Fighting Foreclosures By Any Means Necessary
Regardless of whether we all see green shoots or yellow weeds, whether we've hit bottom or keep hurtling downward, reality suggests that we're many years from normal.
The economy could begin to pull out of the recession later this year but a full recovery could take as long as six years, according to a forecast issued today by the Federal Reserve.
The projections were grimmer than those issued by the Fed in January. Yet, they still reflected a growing sentiment inside and outside the central bank that the economy has turned a corner and is declining at a more moderate pace than in the fall.
Fed leaders predicted the economy would shrink this year and then expand at an annualized rate of between 2 and 3 percent in 2010, before gaining further momentum in 2011. However, Fed leaders anticipated labor market conditions will be weak for some time. They projected unemployment to rise to between 9.2 and 9.6 percent and stay in that range through the end of next year before leveling off at between 7.7 and 8.5 percent in 2011. As of April, the unemployment rate was 8.9 percent.
I trust that assessment, and if anything it's too optimistic. We're seeing other developed economies basically in depression right now, and liabilities that were an outgrowth of the market crash, like our record pension insurance deficit, will really start to affect pensioners and those who will have less money to spend for years to come. The market remains 40% below its peak.
Our biggest problem right now remains the foreclosure crisis. The economy cannot sustain continued foreclosures at this rate. It impacts construction, because new inventory need not be created. It impacts the lenders' bottom lines, which affects lending throughout the economy. And small business who cannot get credit cannot create jobs. Then there's the ripple effect of foreclosures to property values, which affects the bottom lines of local governments, resulting in decreased services, particularly for education, and fewer jobs. Rising foreclosures hit just about every aspect of the economy. And the bill the President signed this week won't do much to help.
After months of debate, the final version of the latest bill eliminated a key provision that would have allowed bankruptcy judges to modify mortgage terms. Faced with heavy pressure from the banking industry, Congress again tabled the highly contentious provision after several attempts to introduce it over the past year. That leaves the decision to refinance a mortgage up to lenders and investors holding securities backed by those loans.
Meanwhile, homeowners stuck with unaffordable payments, or who now owe more than their house is worth, must slog through the red tape of negotiating a new loan with their lender.
I've come to the point where this guy's activism is starting to look pretty good to me.
Bruce Marks doesn't bother being diplomatic. A campaigner on behalf of homeowners facing foreclosure, he was on the phone one day in March to a loan executive at Bank of America Corp.
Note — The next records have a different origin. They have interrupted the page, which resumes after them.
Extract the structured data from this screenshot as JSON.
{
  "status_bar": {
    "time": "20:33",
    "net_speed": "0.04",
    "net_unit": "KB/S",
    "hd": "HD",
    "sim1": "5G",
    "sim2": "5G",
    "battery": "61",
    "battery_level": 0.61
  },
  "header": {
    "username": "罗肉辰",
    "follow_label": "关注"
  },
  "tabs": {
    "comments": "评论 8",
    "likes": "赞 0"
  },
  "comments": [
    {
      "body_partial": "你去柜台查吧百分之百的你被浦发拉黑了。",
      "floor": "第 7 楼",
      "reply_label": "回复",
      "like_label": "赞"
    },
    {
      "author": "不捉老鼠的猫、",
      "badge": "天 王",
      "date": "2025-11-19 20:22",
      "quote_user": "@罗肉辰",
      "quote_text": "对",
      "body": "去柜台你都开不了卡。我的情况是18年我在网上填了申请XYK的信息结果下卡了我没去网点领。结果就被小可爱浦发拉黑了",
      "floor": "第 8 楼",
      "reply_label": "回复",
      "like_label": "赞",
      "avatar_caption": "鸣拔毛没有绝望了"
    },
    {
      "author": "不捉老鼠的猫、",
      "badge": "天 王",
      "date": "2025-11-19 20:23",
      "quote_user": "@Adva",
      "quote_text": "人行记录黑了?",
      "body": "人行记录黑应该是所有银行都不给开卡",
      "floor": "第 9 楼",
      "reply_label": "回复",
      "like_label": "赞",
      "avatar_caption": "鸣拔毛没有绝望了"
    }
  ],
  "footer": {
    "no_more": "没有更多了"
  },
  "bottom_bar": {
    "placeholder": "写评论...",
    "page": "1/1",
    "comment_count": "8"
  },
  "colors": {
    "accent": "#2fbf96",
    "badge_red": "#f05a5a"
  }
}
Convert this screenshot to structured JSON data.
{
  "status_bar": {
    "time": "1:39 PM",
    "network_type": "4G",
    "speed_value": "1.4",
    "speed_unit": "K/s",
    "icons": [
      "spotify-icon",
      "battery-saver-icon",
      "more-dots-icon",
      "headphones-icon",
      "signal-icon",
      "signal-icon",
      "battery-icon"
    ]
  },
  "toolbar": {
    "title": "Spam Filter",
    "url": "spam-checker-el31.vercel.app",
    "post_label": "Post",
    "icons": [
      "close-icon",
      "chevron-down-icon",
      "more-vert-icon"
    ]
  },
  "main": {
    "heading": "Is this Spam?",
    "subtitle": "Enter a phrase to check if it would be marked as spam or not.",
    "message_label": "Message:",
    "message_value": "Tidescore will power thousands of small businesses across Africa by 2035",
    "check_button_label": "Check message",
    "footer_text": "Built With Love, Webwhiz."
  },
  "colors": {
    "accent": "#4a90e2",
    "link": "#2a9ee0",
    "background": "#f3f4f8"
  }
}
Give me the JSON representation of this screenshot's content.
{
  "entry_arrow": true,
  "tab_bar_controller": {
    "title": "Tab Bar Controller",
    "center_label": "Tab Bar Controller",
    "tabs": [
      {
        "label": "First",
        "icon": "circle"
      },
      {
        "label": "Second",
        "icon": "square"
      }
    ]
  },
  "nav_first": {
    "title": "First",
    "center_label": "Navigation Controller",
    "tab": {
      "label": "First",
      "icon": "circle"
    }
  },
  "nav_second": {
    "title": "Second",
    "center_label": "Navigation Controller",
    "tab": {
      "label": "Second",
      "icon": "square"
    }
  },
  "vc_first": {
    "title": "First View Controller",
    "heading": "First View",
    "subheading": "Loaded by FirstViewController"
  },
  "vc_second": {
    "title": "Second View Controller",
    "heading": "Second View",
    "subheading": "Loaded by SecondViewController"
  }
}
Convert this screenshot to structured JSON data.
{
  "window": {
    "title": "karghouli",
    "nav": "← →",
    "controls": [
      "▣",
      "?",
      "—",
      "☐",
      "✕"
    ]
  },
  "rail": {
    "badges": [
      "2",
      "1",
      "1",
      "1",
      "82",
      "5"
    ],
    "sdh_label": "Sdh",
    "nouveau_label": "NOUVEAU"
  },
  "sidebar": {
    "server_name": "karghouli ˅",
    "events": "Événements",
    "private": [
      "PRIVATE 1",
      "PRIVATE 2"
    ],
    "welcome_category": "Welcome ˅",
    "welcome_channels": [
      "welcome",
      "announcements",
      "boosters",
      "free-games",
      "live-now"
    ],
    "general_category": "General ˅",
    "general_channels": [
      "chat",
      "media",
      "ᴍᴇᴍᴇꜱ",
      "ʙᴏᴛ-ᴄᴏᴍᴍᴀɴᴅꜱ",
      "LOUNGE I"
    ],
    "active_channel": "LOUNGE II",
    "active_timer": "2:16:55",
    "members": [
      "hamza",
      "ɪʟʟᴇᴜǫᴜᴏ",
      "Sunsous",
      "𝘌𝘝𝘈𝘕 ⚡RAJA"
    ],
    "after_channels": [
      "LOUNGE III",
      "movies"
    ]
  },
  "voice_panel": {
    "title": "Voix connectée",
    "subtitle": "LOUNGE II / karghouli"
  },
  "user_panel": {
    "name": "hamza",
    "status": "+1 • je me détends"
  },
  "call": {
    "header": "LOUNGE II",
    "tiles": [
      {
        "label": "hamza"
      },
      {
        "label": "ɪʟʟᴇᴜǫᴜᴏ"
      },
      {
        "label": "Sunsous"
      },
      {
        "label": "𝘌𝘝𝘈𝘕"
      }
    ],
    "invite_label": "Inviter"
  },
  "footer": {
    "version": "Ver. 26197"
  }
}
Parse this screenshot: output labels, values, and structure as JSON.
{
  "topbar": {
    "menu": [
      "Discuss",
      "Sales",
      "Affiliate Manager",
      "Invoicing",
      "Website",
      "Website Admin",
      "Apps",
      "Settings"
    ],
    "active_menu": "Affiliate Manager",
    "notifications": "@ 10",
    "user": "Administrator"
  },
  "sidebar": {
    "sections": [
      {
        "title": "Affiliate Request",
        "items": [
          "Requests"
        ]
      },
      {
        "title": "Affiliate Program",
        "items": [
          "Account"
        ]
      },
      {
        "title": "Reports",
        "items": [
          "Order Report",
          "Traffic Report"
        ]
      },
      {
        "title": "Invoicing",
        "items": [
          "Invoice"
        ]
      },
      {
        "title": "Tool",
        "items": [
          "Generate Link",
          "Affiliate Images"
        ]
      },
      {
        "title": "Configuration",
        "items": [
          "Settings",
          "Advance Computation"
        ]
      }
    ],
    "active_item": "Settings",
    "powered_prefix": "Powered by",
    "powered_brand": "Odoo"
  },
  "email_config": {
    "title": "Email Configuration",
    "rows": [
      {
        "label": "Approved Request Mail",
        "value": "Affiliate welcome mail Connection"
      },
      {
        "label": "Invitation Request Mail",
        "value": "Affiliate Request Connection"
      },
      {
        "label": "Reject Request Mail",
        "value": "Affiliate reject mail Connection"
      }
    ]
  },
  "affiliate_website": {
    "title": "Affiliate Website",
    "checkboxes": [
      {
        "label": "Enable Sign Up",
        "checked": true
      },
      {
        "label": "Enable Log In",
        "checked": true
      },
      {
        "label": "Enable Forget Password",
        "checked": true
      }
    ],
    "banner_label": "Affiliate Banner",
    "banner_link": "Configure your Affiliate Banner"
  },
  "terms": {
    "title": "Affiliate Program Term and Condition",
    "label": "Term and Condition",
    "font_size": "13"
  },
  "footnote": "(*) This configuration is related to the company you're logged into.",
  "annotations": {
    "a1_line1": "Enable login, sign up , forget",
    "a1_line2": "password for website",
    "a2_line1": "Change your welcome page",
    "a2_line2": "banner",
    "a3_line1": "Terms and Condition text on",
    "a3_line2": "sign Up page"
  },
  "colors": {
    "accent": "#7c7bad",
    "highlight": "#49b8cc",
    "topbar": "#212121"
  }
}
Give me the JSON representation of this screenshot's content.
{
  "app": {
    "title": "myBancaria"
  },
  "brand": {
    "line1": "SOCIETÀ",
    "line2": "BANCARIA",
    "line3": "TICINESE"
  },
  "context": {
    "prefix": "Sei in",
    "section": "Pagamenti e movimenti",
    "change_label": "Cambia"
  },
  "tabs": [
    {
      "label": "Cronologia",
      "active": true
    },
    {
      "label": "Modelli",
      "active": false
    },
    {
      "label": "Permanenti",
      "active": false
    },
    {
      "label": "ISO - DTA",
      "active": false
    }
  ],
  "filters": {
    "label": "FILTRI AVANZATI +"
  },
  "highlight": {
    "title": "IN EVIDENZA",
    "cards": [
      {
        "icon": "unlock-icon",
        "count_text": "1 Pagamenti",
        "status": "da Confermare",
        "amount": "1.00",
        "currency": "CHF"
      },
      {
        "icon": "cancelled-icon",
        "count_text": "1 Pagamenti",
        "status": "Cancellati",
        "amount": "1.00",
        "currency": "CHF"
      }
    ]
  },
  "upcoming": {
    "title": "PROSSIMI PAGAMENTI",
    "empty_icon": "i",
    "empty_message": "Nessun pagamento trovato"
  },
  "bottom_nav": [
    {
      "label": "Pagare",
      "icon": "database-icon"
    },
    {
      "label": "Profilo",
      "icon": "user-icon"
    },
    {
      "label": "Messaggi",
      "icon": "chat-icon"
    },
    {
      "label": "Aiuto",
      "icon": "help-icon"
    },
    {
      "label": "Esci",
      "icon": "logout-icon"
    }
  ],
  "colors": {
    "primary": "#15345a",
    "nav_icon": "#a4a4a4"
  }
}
"I'm tired of borrowers being screwed!" Mr. Marks yelled into the phone. "You're incompetent!" Before hanging up, he threatened to call bank CEO Kenneth Lewis at home to complain about the loan executive.
Mr. Marks's nonprofit organization, Neighborhood Assistance Corp. of America, has emerged as one of the loudest scourges of the banking industry in the post-bubble economy. It salts its Web site with photos of executives it accuses of standing in the way of helping homeowners -- emblazoning "Predator" across their photos, picturing their homes and sometimes including home phone numbers. In February, NACA, as it's called, protested at the home of a mortgage investor by scattering furniture on his lawn, to give him a taste of what it feels like to be evicted.
In the 1990s, Mr. Marks leaked details of a banker's divorce to the press and organized a protest at the school of another banker's child. He says he would use such tactics again. "We have to terrorize these bankers," Mr. Marks says.
Something needs to shake up the status quo. Because the results for the overwhelming majority of people, even those with seemingly no connection to homeownership or foreclosures, will be catastrophic.